Sometimes this ironical verbiage brings the blood to my face, and I am tempted to seize this cynical banterer by the throat and choke the life out of him. They would kill me afterwards. Still, what would that matter! Would it not be better to end in this way than to spend years and years amid these infernal and infamous surroundings? However, while there is life there is hope, I reflect, and this thought restrains me.
I have scarcely set eyes upon Thomas Roch since the Ebba went away. He shuts himself up in his laboratory and works unceasingly. If he utilizes all the substances placed at his disposition there will be enough to blow up Back Cup and the whole Bermudan archipelago with it!
I cling to the hope that he will never consent to give up the secret of his deflagrator, and that Engineer Serko’s efforts to acquire it will remain futile.
September 3.—To-day I have been able to witness with my own eyes the power of Roch’s explosive, and also the manner in which the fulgurator is employed.
During the morning the men began to pierce the passage through the wall of the cavern at the spot fixed upon by Engineer Serko, who superintended the work in person. The work began at the base, where the rock is as hard as granite. To have continued it with pickaxes would have entailed long and arduous labor, inasmuch as the wall at this place is not less than from twenty to thirty yards in thickness, but thanks to Roch’s fulgurator the passage will be completed easily and rapidly.
I may well be astonished at what I have seen. The pickaxes hardly made any impression on the rock, but its disaggregation was effected with really remarkable facility by means of the fulgurator.

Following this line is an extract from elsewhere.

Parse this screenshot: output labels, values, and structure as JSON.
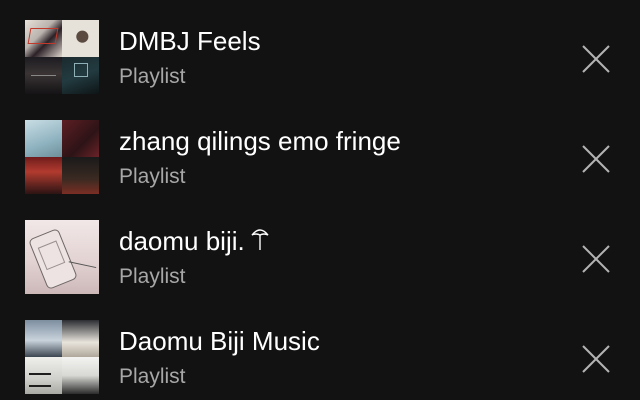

A few grains of this explosive shattered the rocky mass and reduced it to almost impalpable powder that one’s breath could disperse as easily as vapor. The explosion produced an excavation measuring fully a cubic yard. It was accompanied by a sharp detonation that may be compared to the report of a cannon.
The first charge used, although a very small one, a mere pinch, blew the men in every direction, and two of them were seriously injured. Engineer Serko himself was projected several yards, and sustained some rather severe contusions.

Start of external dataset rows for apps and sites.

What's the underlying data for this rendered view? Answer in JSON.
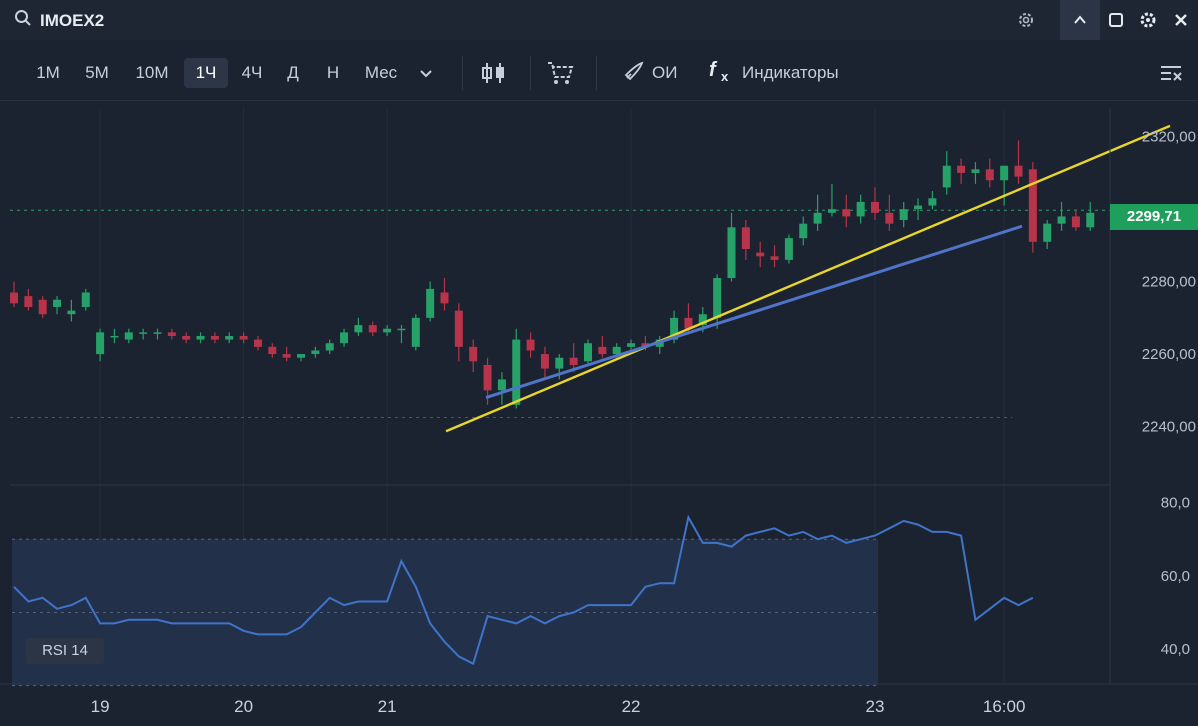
{
  "header": {
    "ticker": "IMOEX2",
    "icons": [
      "search-icon",
      "settings-gear-icon",
      "collapse-chevron-icon",
      "window-restore-icon",
      "gear-icon",
      "close-icon"
    ]
  },
  "toolbar": {
    "timeframes": [
      "1М",
      "5М",
      "10М",
      "1Ч",
      "4Ч",
      "Д",
      "Н",
      "Мес"
    ],
    "active_timeframe": "1Ч",
    "oi_label": "ОИ",
    "indicators_label": "Индикаторы",
    "icons": [
      "dropdown-chevron-icon",
      "candles-icon",
      "cart-icon",
      "rocket-icon",
      "function-icon",
      "menu-lines-icon"
    ]
  },
  "colors": {
    "up": "#26a269",
    "down": "#b8344a",
    "yellow_line": "#e8d629",
    "blue_line": "#4f74c8",
    "rsi_line": "#3f74c9",
    "price_tag": "#1f9f5c"
  },
  "chart_data": [
    {
      "type": "candlestick",
      "symbol": "IMOEX2",
      "interval": "1Ч",
      "ylim": [
        2228,
        2326
      ],
      "y_ticks": [
        "2320,00",
        "2300,00",
        "2280,00",
        "2260,00",
        "2240,00"
      ],
      "y_tick_values": [
        2320,
        2300,
        2280,
        2260,
        2240
      ],
      "x_ticks": [
        "19",
        "20",
        "21",
        "22",
        "23",
        "16:00"
      ],
      "x_tick_index": [
        6,
        16,
        26,
        43,
        60,
        69
      ],
      "last_price": 2299.71,
      "last_price_label": "2299,71",
      "candles": [
        [
          2277,
          2280,
          2273,
          2274
        ],
        [
          2276,
          2278,
          2272,
          2273
        ],
        [
          2275,
          2276,
          2270,
          2271
        ],
        [
          2273,
          2276,
          2271,
          2275
        ],
        [
          2271,
          2275,
          2269,
          2272
        ],
        [
          2273,
          2278,
          2272,
          2277
        ],
        [
          2260,
          2267,
          2258,
          2266
        ],
        [
          2265,
          2267,
          2263,
          2265
        ],
        [
          2264,
          2267,
          2263,
          2266
        ],
        [
          2266,
          2267,
          2264,
          2266
        ],
        [
          2266,
          2267,
          2264,
          2266
        ],
        [
          2266,
          2267,
          2264,
          2265
        ],
        [
          2265,
          2266,
          2263,
          2264
        ],
        [
          2264,
          2266,
          2263,
          2265
        ],
        [
          2265,
          2266,
          2263,
          2264
        ],
        [
          2264,
          2266,
          2263,
          2265
        ],
        [
          2265,
          2266,
          2263,
          2264
        ],
        [
          2264,
          2265,
          2261,
          2262
        ],
        [
          2262,
          2263,
          2259,
          2260
        ],
        [
          2260,
          2262,
          2258,
          2259
        ],
        [
          2259,
          2260,
          2258,
          2260
        ],
        [
          2260,
          2262,
          2259,
          2261
        ],
        [
          2261,
          2264,
          2260,
          2263
        ],
        [
          2263,
          2267,
          2262,
          2266
        ],
        [
          2266,
          2270,
          2265,
          2268
        ],
        [
          2268,
          2269,
          2265,
          2266
        ],
        [
          2266,
          2268,
          2265,
          2267
        ],
        [
          2267,
          2268,
          2263,
          2267
        ],
        [
          2262,
          2271,
          2261,
          2270
        ],
        [
          2270,
          2280,
          2269,
          2278
        ],
        [
          2277,
          2281,
          2272,
          2274
        ],
        [
          2272,
          2274,
          2258,
          2262
        ],
        [
          2262,
          2264,
          2255,
          2258
        ],
        [
          2257,
          2259,
          2246,
          2250
        ],
        [
          2250,
          2255,
          2246,
          2253
        ],
        [
          2246,
          2267,
          2245,
          2264
        ],
        [
          2264,
          2266,
          2259,
          2261
        ],
        [
          2260,
          2262,
          2253,
          2256
        ],
        [
          2256,
          2260,
          2253,
          2259
        ],
        [
          2259,
          2263,
          2255,
          2257
        ],
        [
          2258,
          2264,
          2257,
          2263
        ],
        [
          2262,
          2265,
          2259,
          2260
        ],
        [
          2260,
          2263,
          2259,
          2262
        ],
        [
          2262,
          2264,
          2261,
          2263
        ],
        [
          2263,
          2265,
          2261,
          2262
        ],
        [
          2262,
          2265,
          2260,
          2264
        ],
        [
          2264,
          2272,
          2263,
          2270
        ],
        [
          2270,
          2274,
          2266,
          2267
        ],
        [
          2268,
          2273,
          2266,
          2271
        ],
        [
          2270,
          2282,
          2267,
          2281
        ],
        [
          2281,
          2299,
          2280,
          2295
        ],
        [
          2295,
          2297,
          2286,
          2289
        ],
        [
          2288,
          2291,
          2284,
          2287
        ],
        [
          2287,
          2290,
          2284,
          2286
        ],
        [
          2286,
          2293,
          2285,
          2292
        ],
        [
          2292,
          2298,
          2290,
          2296
        ],
        [
          2296,
          2304,
          2294,
          2299
        ],
        [
          2299,
          2307,
          2298,
          2300
        ],
        [
          2300,
          2304,
          2295,
          2298
        ],
        [
          2298,
          2304,
          2296,
          2302
        ],
        [
          2302,
          2306,
          2297,
          2299
        ],
        [
          2299,
          2304,
          2294,
          2296
        ],
        [
          2297,
          2302,
          2295,
          2300
        ],
        [
          2300,
          2303,
          2297,
          2301
        ],
        [
          2301,
          2305,
          2300,
          2303
        ],
        [
          2306,
          2316,
          2304,
          2312
        ],
        [
          2312,
          2314,
          2307,
          2310
        ],
        [
          2310,
          2313,
          2307,
          2311
        ],
        [
          2311,
          2314,
          2306,
          2308
        ],
        [
          2308,
          2312,
          2301,
          2312
        ],
        [
          2312,
          2319,
          2307,
          2309
        ],
        [
          2311,
          2313,
          2288,
          2291
        ],
        [
          2291,
          2297,
          2289,
          2296
        ],
        [
          2296,
          2302,
          2294,
          2298
        ],
        [
          2298,
          2300,
          2294,
          2295
        ],
        [
          2295,
          2302,
          2294,
          2299
        ]
      ],
      "series": [
        {
          "color": "#e8d629",
          "line": [
            [
              0,
              2238.7
            ],
            [
              1,
              2323.0
            ]
          ]
        },
        {
          "color": "#4f74c8",
          "line": [
            [
              0,
              2248.0
            ],
            [
              1,
              2295.3
            ]
          ]
        }
      ],
      "reference_levels": [
        2299.71,
        2242.5
      ]
    },
    {
      "type": "line",
      "title": "RSI 14",
      "ylim": [
        31,
        84
      ],
      "y_ticks": [
        "80,0",
        "60,0",
        "40,0"
      ],
      "y_tick_values": [
        80,
        60,
        40
      ],
      "bands": [
        70,
        50,
        30
      ],
      "values": [
        57,
        53,
        54,
        51,
        52,
        54,
        47,
        47,
        48,
        48,
        48,
        47,
        47,
        47,
        47,
        47,
        45,
        44,
        44,
        44,
        46,
        50,
        54,
        52,
        53,
        53,
        53,
        64,
        57,
        47,
        42,
        38,
        36,
        49,
        48,
        47,
        49,
        47,
        49,
        50,
        52,
        52,
        52,
        52,
        57,
        58,
        58,
        76,
        69,
        69,
        68,
        71,
        72,
        73,
        71,
        72,
        70,
        71,
        69,
        70,
        71,
        73,
        75,
        74,
        72,
        72,
        71,
        48,
        51,
        54,
        52,
        54
      ]
    }
  ]
}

Here is how this substance, whose bursting force surpasses anything hitherto conceived, is employed.
A small hole about an inch and a half in length is pierced obliquely in the rock. A few grains of the explosive are then inserted, but no wad is used.

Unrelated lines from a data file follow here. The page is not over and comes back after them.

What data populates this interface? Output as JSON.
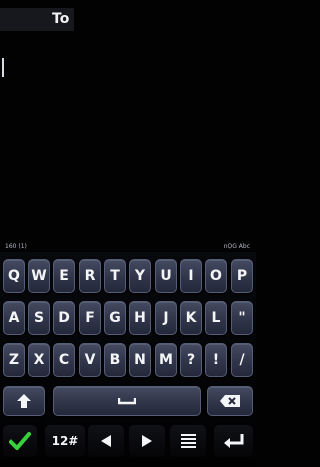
{
  "header": {
    "to_label": "To"
  },
  "keyboard": {
    "status_left": "160 (1)",
    "status_right": "nỌG Abc",
    "rows": [
      [
        "Q",
        "W",
        "E",
        "R",
        "T",
        "Y",
        "U",
        "I",
        "O",
        "P"
      ],
      [
        "A",
        "S",
        "D",
        "F",
        "G",
        "H",
        "J",
        "K",
        "L",
        "\""
      ],
      [
        "Z",
        "X",
        "C",
        "V",
        "B",
        "N",
        "M",
        "?",
        "!",
        "/"
      ]
    ],
    "mode_label": "12#",
    "icons": {
      "shift": "shift-arrow-icon",
      "space": "space-bar-icon",
      "backspace": "backspace-icon",
      "confirm": "checkmark-icon",
      "left": "left-arrow-icon",
      "right": "right-arrow-icon",
      "menu": "menu-icon",
      "enter": "enter-icon"
    },
    "colors": {
      "key_face": "#353b52",
      "key_border": "#565d77",
      "confirm": "#37d23b",
      "background": "#020203"
    }
  }
}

Then Thomas Roch steps forward. In his hand is a little glass phial containing a bluish, oily liquid that congeals almost as soon as it comes in contact with the air. He pours one drop on the entrance of the hole, and draws back, but not with undue haste. It takes a certain time—about thirty-five seconds, I reckon—before the combination of the fulgurator and deflagrator is effected. But when the explosion does take place its power of disaggregation is such—I repeat—that it may be regarded as unlimited. It is at any rate a thousand times superior to that of any known explosive.